Lines containing the string "JSON": how many are there below? Answer with the number only.
::: Listed records :::
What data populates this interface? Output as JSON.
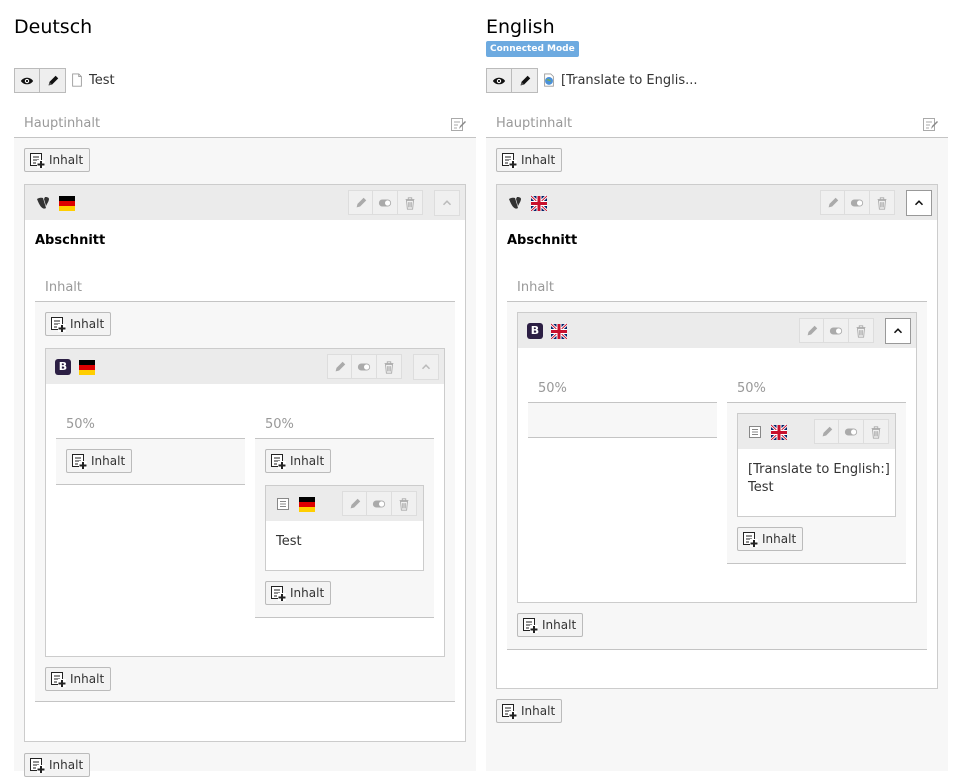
{
  "left": {
    "language": "Deutsch",
    "page_title": "Test",
    "column_label": "Hauptinhalt",
    "add_label": "Inhalt",
    "section_title": "Abschnitt",
    "inner_column_label": "Inhalt",
    "grid_col1": "50%",
    "grid_col2": "50%",
    "text_content": "Test"
  },
  "right": {
    "language": "English",
    "badge": "Connected Mode",
    "page_title": "[Translate to Englis...",
    "column_label": "Hauptinhalt",
    "add_label": "Inhalt",
    "section_title": "Abschnitt",
    "inner_column_label": "Inhalt",
    "grid_col1": "50%",
    "grid_col2": "50%",
    "text_line1": "[Translate to English:]",
    "text_line2": "Test"
  },
  "icons": [
    "eye-icon",
    "pencil-icon",
    "page-icon",
    "globe-page-icon",
    "column-edit-icon",
    "add-content-icon",
    "typo3-icon",
    "flag-de-icon",
    "flag-uk-icon",
    "bootstrap-icon",
    "text-element-icon",
    "edit-icon",
    "toggle-icon",
    "trash-icon",
    "chevron-up-icon"
  ],
  "colors": {
    "badge": "#6daae0",
    "header_bg": "#ebebeb",
    "area_bg": "#f7f7f7"
  }
}
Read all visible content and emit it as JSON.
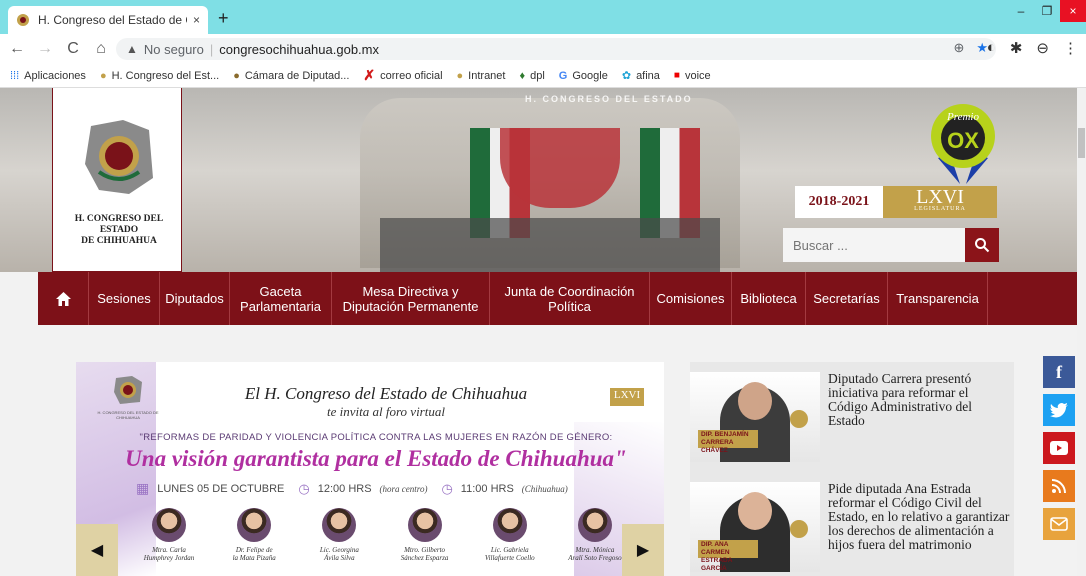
{
  "browser": {
    "tab_title": "H. Congreso del Estado de Chihu",
    "tab_close": "×",
    "new_tab": "+",
    "window_controls": [
      "–",
      "❐",
      "×"
    ],
    "nav": {
      "back": "←",
      "forward": "→",
      "reload": "C",
      "home": "⌂"
    },
    "address": {
      "warning_icon": "▲",
      "security_label": "No seguro",
      "separator": "|",
      "url": "congresochihuahua.gob.mx"
    },
    "omnibox_icons": [
      "⊕",
      "★"
    ],
    "extension_icons": [
      "◐",
      "✱",
      "⊖",
      "⋮"
    ],
    "bookmarks": [
      {
        "icon": "grid-icon",
        "label": "Aplicaciones"
      },
      {
        "icon": "seal-icon",
        "label": "H. Congreso del Est..."
      },
      {
        "icon": "camara-icon",
        "label": "Cámara de Diputad..."
      },
      {
        "icon": "x-icon",
        "label": "correo oficial"
      },
      {
        "icon": "seal-icon",
        "label": "Intranet"
      },
      {
        "icon": "dpl-icon",
        "label": "dpl"
      },
      {
        "icon": "google-icon",
        "label": "Google"
      },
      {
        "icon": "afina-icon",
        "label": "afina"
      },
      {
        "icon": "voice-icon",
        "label": "voice"
      }
    ]
  },
  "header": {
    "logo_name_line1": "H. CONGRESO DEL ESTADO",
    "logo_name_line2": "DE CHIHUAHUA",
    "banner_caption": "H. CONGRESO DEL ESTADO",
    "premio_label": "Premio",
    "years": "2018-2021",
    "legislatura_roman": "LXVI",
    "legislatura_word": "LEGISLATURA",
    "search_placeholder": "Buscar ...",
    "colors": {
      "maroon": "#7d1118",
      "gold": "#c2a14a"
    }
  },
  "nav": {
    "items": [
      {
        "label": "Sesiones"
      },
      {
        "label": "Diputados"
      },
      {
        "label": "Gaceta Parlamentaria"
      },
      {
        "label": "Mesa Directiva y Diputación Permanente"
      },
      {
        "label": "Junta de Coordinación Política"
      },
      {
        "label": "Comisiones"
      },
      {
        "label": "Biblioteca"
      },
      {
        "label": "Secretarías"
      },
      {
        "label": "Transparencia"
      }
    ]
  },
  "slider": {
    "org_small": "H. CONGRESO DEL ESTADO DE CHIHUAHUA",
    "title": "El H. Congreso del Estado de Chihuahua",
    "subtitle": "te invita al foro virtual",
    "badge": "LXVI",
    "topic": "\"REFORMAS DE PARIDAD Y VIOLENCIA POLÍTICA CONTRA LAS MUJERES EN RAZÓN DE GÉNERO:",
    "headline": "Una visión garantista para el Estado de Chihuahua\"",
    "date": "LUNES 05 DE OCTUBRE",
    "time1": "12:00 HRS",
    "time1_note": "(hora centro)",
    "time2": "11:00 HRS",
    "time2_note": "(Chihuahua)",
    "speakers": [
      {
        "l1": "Mtra. Carla",
        "l2": "Humphrey Jordan"
      },
      {
        "l1": "Dr. Felipe de",
        "l2": "la Mata Pizaña"
      },
      {
        "l1": "Lic. Georgina",
        "l2": "Ávila Silva"
      },
      {
        "l1": "Mtro. Gilberto",
        "l2": "Sánchez Esparza"
      },
      {
        "l1": "Lic. Gabriela",
        "l2": "Villafuerte Coello"
      },
      {
        "l1": "Mtra. Mónica",
        "l2": "Aralí Soto Fregoso"
      }
    ],
    "prev_label": "◀",
    "next_label": "▶"
  },
  "news": [
    {
      "tag_line1": "DIP. BENJAMÍN",
      "tag_line2": "CARRERA CHÁVEZ",
      "text": "Diputado Carrera presentó iniciativa para reformar el Código Administrativo del Estado"
    },
    {
      "tag_line1": "DIP. ANA CARMEN",
      "tag_line2": "ESTRADA GARCÍA",
      "text": "Pide diputada Ana Estrada reformar el Código Civil del Estado, en lo relativo a garantizar los derechos de alimentación a hijos fuera del matrimonio"
    }
  ],
  "social": [
    {
      "name": "facebook",
      "glyph": "f",
      "color": "#3b5998"
    },
    {
      "name": "twitter",
      "glyph": "t",
      "color": "#1da1f2"
    },
    {
      "name": "youtube",
      "glyph": "▶",
      "color": "#cc181e"
    },
    {
      "name": "rss",
      "glyph": "◥",
      "color": "#e87a1d"
    },
    {
      "name": "email",
      "glyph": "✉",
      "color": "#e8a33d"
    }
  ]
}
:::
## Result of this task
2